- The Western Australian Cricket Association remains “positive” Perth will host the fifth Test
- Tasmania is bidding to have the Test moved to Hobart
- The fifth Test is scheduled to begin on January 14
The Western Australian government’s strict border policy and English players’ reluctance to accept biosecurity restrictions beyond their quarantine stint means the fate of the match — scheduled to begin in Perth on January 14 — remains unclear.
On Wednesday, Tasmanian Premier Peter Gutwein made a pitch to have the Test moved to Hobart.
But Western Australian Cricket Association chief executive Christina Matthews claimed Mr Gutwein was wasting his time.
Matthews said the drop in COVID-19 case numbers in NSW was helping her organisation’s chances of Cricket Australia and the Western Australian government reaching an agreement to cross the closed border.
One likely plan includes a push to have quarantine reduced from two weeks to four or five days for the players arriving from the Sydney Ashes Test.
As the current schedule stands, there is only a four-day gap between the SCG and Perth Tests, meaning the match would either need to be pushed back one day to January 15 or be started under quarantine protocols.
Any agreement on conditions would also need the sign-off from both Australia and England’s playing group.
“There is talk around somewhere between the four and the seven days [quarantine], so that is an issue that is being dealt with,” Matthews said.
“We remain very positive.
“We know that things are moving in the right direction. What we don’t know is when the final details will be put to bed.

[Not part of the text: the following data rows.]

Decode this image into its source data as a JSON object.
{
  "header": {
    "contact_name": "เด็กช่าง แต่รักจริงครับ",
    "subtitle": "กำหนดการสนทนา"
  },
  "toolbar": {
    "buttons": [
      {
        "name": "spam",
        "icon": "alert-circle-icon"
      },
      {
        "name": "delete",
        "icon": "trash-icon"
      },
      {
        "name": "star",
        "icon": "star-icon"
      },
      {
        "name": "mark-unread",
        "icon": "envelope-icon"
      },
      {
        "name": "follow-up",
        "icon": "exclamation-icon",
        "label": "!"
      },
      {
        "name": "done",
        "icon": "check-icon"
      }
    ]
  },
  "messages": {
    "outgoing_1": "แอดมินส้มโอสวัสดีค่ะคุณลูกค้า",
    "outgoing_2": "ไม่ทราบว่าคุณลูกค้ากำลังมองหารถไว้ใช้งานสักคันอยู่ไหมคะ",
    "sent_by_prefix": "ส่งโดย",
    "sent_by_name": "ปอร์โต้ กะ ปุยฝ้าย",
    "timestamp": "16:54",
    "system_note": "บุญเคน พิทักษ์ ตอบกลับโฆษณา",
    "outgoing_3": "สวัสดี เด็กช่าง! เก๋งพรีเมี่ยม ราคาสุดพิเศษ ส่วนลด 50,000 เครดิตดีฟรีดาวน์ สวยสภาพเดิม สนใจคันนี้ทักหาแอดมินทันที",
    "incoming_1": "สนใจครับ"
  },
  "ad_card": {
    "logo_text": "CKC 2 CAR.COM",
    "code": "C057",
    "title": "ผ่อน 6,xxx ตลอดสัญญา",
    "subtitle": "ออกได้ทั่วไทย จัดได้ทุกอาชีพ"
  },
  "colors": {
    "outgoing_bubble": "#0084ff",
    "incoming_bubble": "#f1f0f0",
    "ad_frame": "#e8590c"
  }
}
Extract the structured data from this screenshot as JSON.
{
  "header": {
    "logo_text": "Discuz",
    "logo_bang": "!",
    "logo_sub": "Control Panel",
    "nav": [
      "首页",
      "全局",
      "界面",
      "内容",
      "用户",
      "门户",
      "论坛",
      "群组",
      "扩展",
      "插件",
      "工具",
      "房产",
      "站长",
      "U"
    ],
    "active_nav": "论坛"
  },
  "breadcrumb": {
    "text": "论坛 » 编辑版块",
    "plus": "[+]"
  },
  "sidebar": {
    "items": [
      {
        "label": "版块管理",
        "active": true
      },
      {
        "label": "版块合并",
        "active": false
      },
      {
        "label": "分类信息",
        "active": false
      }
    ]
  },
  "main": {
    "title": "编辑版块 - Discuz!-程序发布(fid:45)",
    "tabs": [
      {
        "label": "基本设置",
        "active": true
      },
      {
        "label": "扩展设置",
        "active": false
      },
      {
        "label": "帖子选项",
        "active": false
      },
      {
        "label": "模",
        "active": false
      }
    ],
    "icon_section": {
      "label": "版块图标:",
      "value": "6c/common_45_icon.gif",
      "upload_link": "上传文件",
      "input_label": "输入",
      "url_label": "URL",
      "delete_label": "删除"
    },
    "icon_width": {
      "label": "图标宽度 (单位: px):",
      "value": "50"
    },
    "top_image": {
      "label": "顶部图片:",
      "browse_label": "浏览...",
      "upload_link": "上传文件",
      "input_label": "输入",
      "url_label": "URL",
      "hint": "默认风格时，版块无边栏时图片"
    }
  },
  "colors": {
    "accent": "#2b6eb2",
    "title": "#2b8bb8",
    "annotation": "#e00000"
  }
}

“We will wait as we have always done for our government to sign off on it.
Matthews said she was aware any move to minimise quarantine time could draw criticism, given the stance the Western Australian government had taken throughout the COVID-19 pandemic.
But she believed the government would be willing to do whatever possible to ensure the match was played at the 60,000-seat Perth Stadium.
“The Ashes Test match is a massive event. As big, if not bigger than the AFL grand final in terms of being on a worldwide scale,” Matthews said.
“I don’t think it’s something the government wants to lose easily. So they are working really hard to make it happen.
“There is always going to be someone who is unhappy with the arrangement and someone who has had an unfortunate experience with the [border] process.
“We’ll stick to what we’re doing and what we know, and hope that cricket fans get an opportunity to be part of the first-ever Ashes Test at Optus [Perth] Stadium.”